Living with Chemotherapy Side Effects
Chemotherapy is designed to kill cancerous cells. If you are undergoing or have undergone chemotherapy, you know that chemo also kills healthy cells in the body, leading to some very uncomfortable side effects. The cells that are most affected by chemotherapy are the cells in the hair follicles, bone marrow cells, and cells in the mouth and digestive system. While not every chemotherapy patient experiences side effects, there are a number of chemotherapy side effects that are common to many patients. Here are some tips on how to cope with common chemotherapy side effects.

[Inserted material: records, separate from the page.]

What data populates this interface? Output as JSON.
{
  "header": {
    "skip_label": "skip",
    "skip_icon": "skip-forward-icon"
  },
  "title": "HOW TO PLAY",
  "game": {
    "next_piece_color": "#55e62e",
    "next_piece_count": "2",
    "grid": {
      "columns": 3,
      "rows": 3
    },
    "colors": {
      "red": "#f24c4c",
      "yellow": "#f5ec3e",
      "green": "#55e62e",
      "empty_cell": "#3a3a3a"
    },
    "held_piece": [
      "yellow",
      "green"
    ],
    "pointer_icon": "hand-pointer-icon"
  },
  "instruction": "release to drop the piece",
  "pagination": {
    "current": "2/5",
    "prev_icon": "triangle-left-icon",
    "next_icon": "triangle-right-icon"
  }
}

Mouth sores are a painful chemotherapy side effect that can make eating difficult and unpleasant. To avoid or heal mouth sores, be sure to brush your teeth thoroughly at least twice daily with a soft toothbrush. Also rinse four times a day with a simple solution of one cup water, 1/4 tsp. baking soda, and 1/8 tsp. salt. Avoid foods that may exacerbate mouth sores, such as alcohol, spicy foods, and acidic foods.

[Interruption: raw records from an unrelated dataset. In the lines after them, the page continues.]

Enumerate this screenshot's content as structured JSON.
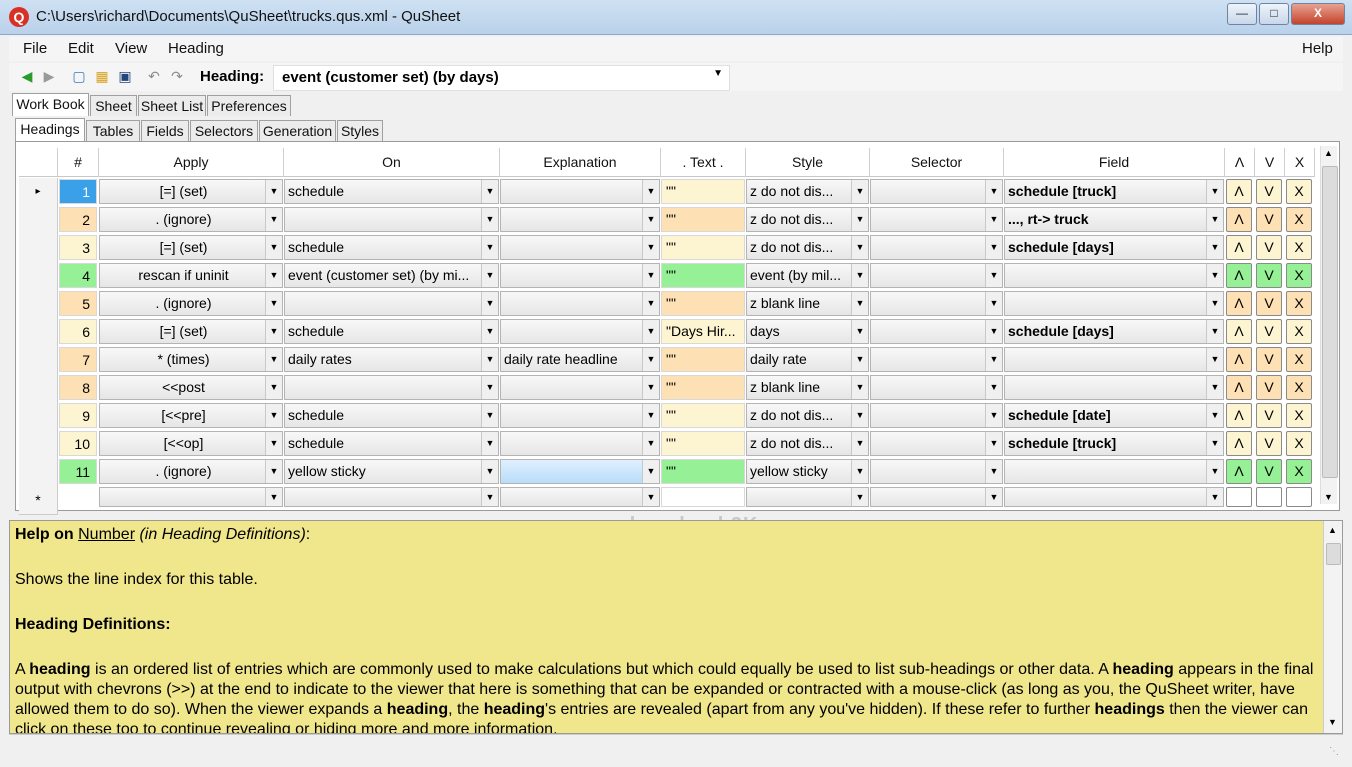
{
  "window": {
    "title": "C:\\Users\\richard\\Documents\\QuSheet\\trucks.qus.xml - QuSheet",
    "min": "—",
    "max": "□",
    "close": "X"
  },
  "app_icon": "Q",
  "menu": {
    "file": "File",
    "edit": "Edit",
    "view": "View",
    "heading": "Heading",
    "help": "Help"
  },
  "toolbar": {
    "icons": [
      "back-arrow-icon",
      "forward-arrow-icon",
      "new-file-icon",
      "open-folder-icon",
      "save-disk-icon",
      "undo-icon",
      "redo-icon"
    ],
    "heading_label": "Heading:",
    "heading_value": "event (customer set) (by days)"
  },
  "tabs_top": [
    "Work Book",
    "Sheet",
    "Sheet List",
    "Preferences"
  ],
  "tabs_sub": [
    "Headings",
    "Tables",
    "Fields",
    "Selectors",
    "Generation",
    "Styles"
  ],
  "grid": {
    "columns": [
      "#",
      "Apply",
      "On",
      "Explanation",
      ". Text .",
      "Style",
      "Selector",
      "Field",
      "Λ",
      "V",
      "X"
    ],
    "rows": [
      {
        "num": "1",
        "apply": "[=] (set)",
        "on": "schedule",
        "expl": "",
        "text": "\"\"",
        "style": "z do not dis...",
        "sel": "",
        "field": "schedule [truck]",
        "color": "yellow"
      },
      {
        "num": "2",
        "apply": ". (ignore)",
        "on": "",
        "expl": "",
        "text": "\"\"",
        "style": "z do not dis...",
        "sel": "",
        "field": "..., rt-> truck",
        "color": "orange"
      },
      {
        "num": "3",
        "apply": "[=] (set)",
        "on": "schedule",
        "expl": "",
        "text": "\"\"",
        "style": "z do not dis...",
        "sel": "",
        "field": "schedule [days]",
        "color": "yellow"
      },
      {
        "num": "4",
        "apply": "rescan if uninit",
        "on": "event (customer set) (by mi...",
        "expl": "",
        "text": "\"\"",
        "style": "event (by mil...",
        "sel": "",
        "field": "",
        "color": "green"
      },
      {
        "num": "5",
        "apply": ". (ignore)",
        "on": "",
        "expl": "",
        "text": "\"\"",
        "style": "z blank line",
        "sel": "",
        "field": "",
        "color": "orange"
      },
      {
        "num": "6",
        "apply": "[=] (set)",
        "on": "schedule",
        "expl": "",
        "text": "\"Days Hir...",
        "style": "days",
        "sel": "",
        "field": "schedule [days]",
        "color": "yellow"
      },
      {
        "num": "7",
        "apply": "* (times)",
        "on": "daily rates",
        "expl": "daily rate headline",
        "text": "\"\"",
        "style": "daily rate",
        "sel": "",
        "field": "",
        "color": "orange"
      },
      {
        "num": "8",
        "apply": "<<post",
        "on": "",
        "expl": "",
        "text": "\"\"",
        "style": "z blank line",
        "sel": "",
        "field": "",
        "color": "orange"
      },
      {
        "num": "9",
        "apply": "[<<pre]",
        "on": "schedule",
        "expl": "",
        "text": "\"\"",
        "style": "z do not dis...",
        "sel": "",
        "field": "schedule [date]",
        "color": "yellow"
      },
      {
        "num": "10",
        "apply": "[<<op]",
        "on": "schedule",
        "expl": "",
        "text": "\"\"",
        "style": "z do not dis...",
        "sel": "",
        "field": "schedule [truck]",
        "color": "yellow"
      },
      {
        "num": "11",
        "apply": ". (ignore)",
        "on": "yellow sticky",
        "expl": "",
        "text": "\"\"",
        "style": "yellow sticky",
        "sel": "",
        "field": "",
        "color": "green"
      }
    ],
    "new_row_marker": "*",
    "current_row_marker": "▸",
    "btn_up": "Λ",
    "btn_down": "V",
    "btn_delete": "X"
  },
  "colors": {
    "yellow": "#fdf5d2",
    "orange": "#fde0b4",
    "green": "#96f096",
    "selected_num": "#3aa0e8",
    "help_bg": "#f0e68c"
  },
  "watermark": "download 3K",
  "help": {
    "title_prefix": "Help on ",
    "title_link": "Number",
    "title_italic": " (in Heading Definitions)",
    "title_colon": ":",
    "line1": "Shows the line index for this table.",
    "section": "Heading Definitions:",
    "para_a1": "A ",
    "para_b1": "heading",
    "para_a2": " is an ordered list of entries which are commonly used to make calculations but which could equally be used to list sub-headings or other data. A ",
    "para_b2": "heading",
    "para_a3": " appears in the final output with chevrons (>>) at the end to indicate to the viewer that here is something that can be expanded or contracted with a mouse-click (as long as you, the QuSheet writer, have allowed them to do so). When the viewer expands a ",
    "para_b3": "heading",
    "para_a4": ", the ",
    "para_b4": "heading",
    "para_a5": "'s entries are revealed (apart from any you've hidden). If these refer to further ",
    "para_b5": "headings",
    "para_a6": " then the viewer can click on these too to continue revealing or hiding more and more information."
  }
}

Some chemotherapy drugs, such as Alkeran, are known to cause mouth sores. If you are taking one such form of chemotherapy medication, try holding ice in your mouth for five minutes before treatment and until 30 minutes after treatment.

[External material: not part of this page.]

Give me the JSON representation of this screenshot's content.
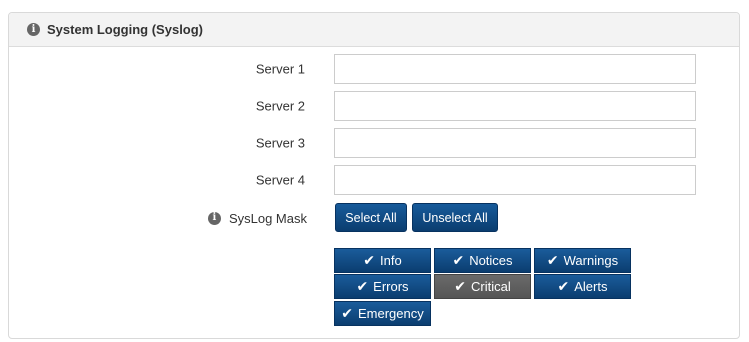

Nausea and Vomiting
Roughly 70 to 80 percent of chemo patients will experience nausea and/or vomiting during treatment, making it difficult to get adequate nutrition. If you experience these chemotherapy side effects, make sure you tell your doctor, who may be able to give you medicine to combat these symptoms. Research has also found that acupuncture can also help with chemotherapy-induced nausea and vomiting. If you are feeling ill, avoid strongly flavored foods and greasy foods if they make you feel worse. Cooking smells can sometimes bring about nausea in chemotherapy patients; if this is the case with you, have someone else do your cooking and try to stay away from the kitchen.
Fatigue and Anemia
Chemotherapy can cause patients to have too few red blood cells, a condition known as anemia. As a result of anemia, tissues get less oxygen and patients can experience extreme fatigue. Up to 96 percent of cancer patients will experience fatigue at some point of their treatment
Anemia may be treated with medications or with blood transfusions. If your doctor approves, you may try light exercise to help with fatigue. If you need to take naps, try to keep them short. Reserve your energy when at all possible, and don’t be shy in asking others for help.
Chemotherapy often reduces a patient’s white blood cell count, which can lead to a higher risk of infections. A good daily hygiene routine is key to warding off potential infections: wash hands often with antibacterial soap and keep your body as clean as possible. Also avoid large crowds and treat dry skin with lotion before it becomes cracked, inviting infection.
Chemotherapy is often a very difficult part of cancer treatment. Hopefully, by being aware of potential chemotherapy side effects and how best to deal with them, you can enhance your comfort during chemotherapy treatment.